The number of Isimjeeg Datooga speakers is estimated to be no more than 3,000. As of early 2017, there are four communities of Isimjeeg Datooga speakers, three of which are in the Eyasi Basin, and one of which is far north in the Mara region.
This deposit consists of the first audio-visual documentation of a non-majority Datooga variety, and includes recordings from each community in which the variety is spoken.
This deposit currently includes the following data:
- Approximately 140 hours of audio recordings (.WAV format), including elicited data, narratives, and dialogues.
- Approximately 20 hours of video recordings (.MTS and .MP4 formats), including narratives, dialogues, traditional music, and poetry.
- A sketch grammar
- A dictionary and FLEx database
Fieldwork for this deposit included three field trips from 2015 to 2017: a three-month trip from March to June 2015, a five-month trip from October 2015 to March 2016, and a seven-month trip from October 2016 to April 2017. The primary field site during all three trips was Laghangareri village in Mang’ola. Additional trips were made to Mital, Dugwamuhosht, and Law, for only a few days at a time.
Acknowledgement and citation
Users of any part of this collection should acknowledge Richard Griscom as the primary researcher and the Endangered Languages Documentation Programme as the funder of the project. Data should be cited using reference IDs contained within ELAN files or filenames whenever possible.
To refer to any data from the collection, please cite as follows:
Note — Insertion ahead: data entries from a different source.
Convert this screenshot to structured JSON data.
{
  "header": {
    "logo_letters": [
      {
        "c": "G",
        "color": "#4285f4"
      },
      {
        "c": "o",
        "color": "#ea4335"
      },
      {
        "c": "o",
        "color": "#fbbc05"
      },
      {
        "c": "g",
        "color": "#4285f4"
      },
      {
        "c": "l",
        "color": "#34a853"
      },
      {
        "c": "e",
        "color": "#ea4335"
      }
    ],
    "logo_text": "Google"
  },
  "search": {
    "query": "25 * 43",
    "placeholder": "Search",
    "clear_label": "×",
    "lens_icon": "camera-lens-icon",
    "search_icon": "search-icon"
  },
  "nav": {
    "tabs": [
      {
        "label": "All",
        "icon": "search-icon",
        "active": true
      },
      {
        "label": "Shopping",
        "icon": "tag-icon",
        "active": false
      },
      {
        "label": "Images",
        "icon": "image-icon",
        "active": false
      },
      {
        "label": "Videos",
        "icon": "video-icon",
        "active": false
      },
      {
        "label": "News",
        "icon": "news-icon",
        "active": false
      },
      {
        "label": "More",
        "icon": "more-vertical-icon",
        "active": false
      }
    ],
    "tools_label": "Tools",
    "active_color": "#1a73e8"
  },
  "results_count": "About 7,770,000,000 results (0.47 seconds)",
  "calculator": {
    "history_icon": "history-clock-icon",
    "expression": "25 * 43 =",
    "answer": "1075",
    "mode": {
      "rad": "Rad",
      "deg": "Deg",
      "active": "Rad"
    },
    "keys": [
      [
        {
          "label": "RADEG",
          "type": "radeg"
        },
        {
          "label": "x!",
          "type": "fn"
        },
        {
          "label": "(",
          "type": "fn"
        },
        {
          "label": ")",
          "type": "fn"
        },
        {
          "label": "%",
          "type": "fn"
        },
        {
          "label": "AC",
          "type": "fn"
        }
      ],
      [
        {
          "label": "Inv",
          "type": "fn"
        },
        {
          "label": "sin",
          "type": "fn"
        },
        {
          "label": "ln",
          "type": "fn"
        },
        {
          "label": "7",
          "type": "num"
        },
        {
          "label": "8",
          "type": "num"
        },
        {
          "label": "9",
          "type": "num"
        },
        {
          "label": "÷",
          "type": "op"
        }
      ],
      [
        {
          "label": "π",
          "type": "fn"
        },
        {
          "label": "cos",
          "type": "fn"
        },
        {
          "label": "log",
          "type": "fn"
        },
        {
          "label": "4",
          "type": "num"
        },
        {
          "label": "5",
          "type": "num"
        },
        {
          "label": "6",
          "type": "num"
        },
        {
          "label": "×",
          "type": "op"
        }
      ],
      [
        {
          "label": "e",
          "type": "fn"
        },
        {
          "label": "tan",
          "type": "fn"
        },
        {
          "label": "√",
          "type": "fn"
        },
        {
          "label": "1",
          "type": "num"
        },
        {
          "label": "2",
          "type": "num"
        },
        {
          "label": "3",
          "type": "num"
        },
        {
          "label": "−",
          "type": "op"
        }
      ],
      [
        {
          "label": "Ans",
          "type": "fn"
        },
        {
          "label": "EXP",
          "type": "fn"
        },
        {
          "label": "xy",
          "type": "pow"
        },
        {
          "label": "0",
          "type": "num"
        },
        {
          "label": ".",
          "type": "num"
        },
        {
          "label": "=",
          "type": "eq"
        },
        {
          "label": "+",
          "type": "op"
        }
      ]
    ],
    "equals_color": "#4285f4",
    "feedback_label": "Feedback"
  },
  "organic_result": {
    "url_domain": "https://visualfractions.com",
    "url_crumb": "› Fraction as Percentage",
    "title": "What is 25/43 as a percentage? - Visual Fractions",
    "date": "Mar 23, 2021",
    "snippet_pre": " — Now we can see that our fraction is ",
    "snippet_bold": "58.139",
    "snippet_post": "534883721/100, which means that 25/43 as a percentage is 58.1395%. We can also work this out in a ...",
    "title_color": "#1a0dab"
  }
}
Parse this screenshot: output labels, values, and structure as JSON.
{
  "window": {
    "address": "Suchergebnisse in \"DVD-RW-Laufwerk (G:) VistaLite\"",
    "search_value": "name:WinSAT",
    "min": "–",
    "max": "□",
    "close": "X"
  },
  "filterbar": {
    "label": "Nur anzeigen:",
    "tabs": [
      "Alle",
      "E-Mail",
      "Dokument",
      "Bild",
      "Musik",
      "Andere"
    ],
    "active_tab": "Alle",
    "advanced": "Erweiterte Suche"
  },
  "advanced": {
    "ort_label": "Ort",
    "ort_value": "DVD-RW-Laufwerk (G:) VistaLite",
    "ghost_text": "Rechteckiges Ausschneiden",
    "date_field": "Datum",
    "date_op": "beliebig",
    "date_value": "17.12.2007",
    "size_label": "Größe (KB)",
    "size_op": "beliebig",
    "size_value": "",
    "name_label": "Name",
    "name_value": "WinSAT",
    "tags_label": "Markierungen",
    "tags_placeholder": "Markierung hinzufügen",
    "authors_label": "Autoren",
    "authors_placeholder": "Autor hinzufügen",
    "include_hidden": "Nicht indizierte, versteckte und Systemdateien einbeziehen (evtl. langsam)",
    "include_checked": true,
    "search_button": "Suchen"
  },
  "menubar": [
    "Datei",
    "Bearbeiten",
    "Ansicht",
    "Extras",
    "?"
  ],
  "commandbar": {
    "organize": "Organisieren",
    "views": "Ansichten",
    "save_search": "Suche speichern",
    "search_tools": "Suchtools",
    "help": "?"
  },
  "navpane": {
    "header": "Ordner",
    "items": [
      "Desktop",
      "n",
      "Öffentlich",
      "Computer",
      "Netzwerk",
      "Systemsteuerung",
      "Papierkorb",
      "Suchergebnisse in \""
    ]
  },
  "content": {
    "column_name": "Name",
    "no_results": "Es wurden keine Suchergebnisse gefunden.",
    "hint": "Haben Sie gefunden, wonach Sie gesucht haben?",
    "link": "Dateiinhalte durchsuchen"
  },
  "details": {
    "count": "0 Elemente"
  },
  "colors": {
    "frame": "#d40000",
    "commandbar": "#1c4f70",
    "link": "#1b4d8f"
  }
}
Griscom, Richard. 2018. Documenting Isimjeeg Datooga. London: SOAS University of London, Endangered Languages Archive. Handle: http://hdl.handle.net/2196/00-0000-0000-000E-D158-9. Accessed on [insert date here].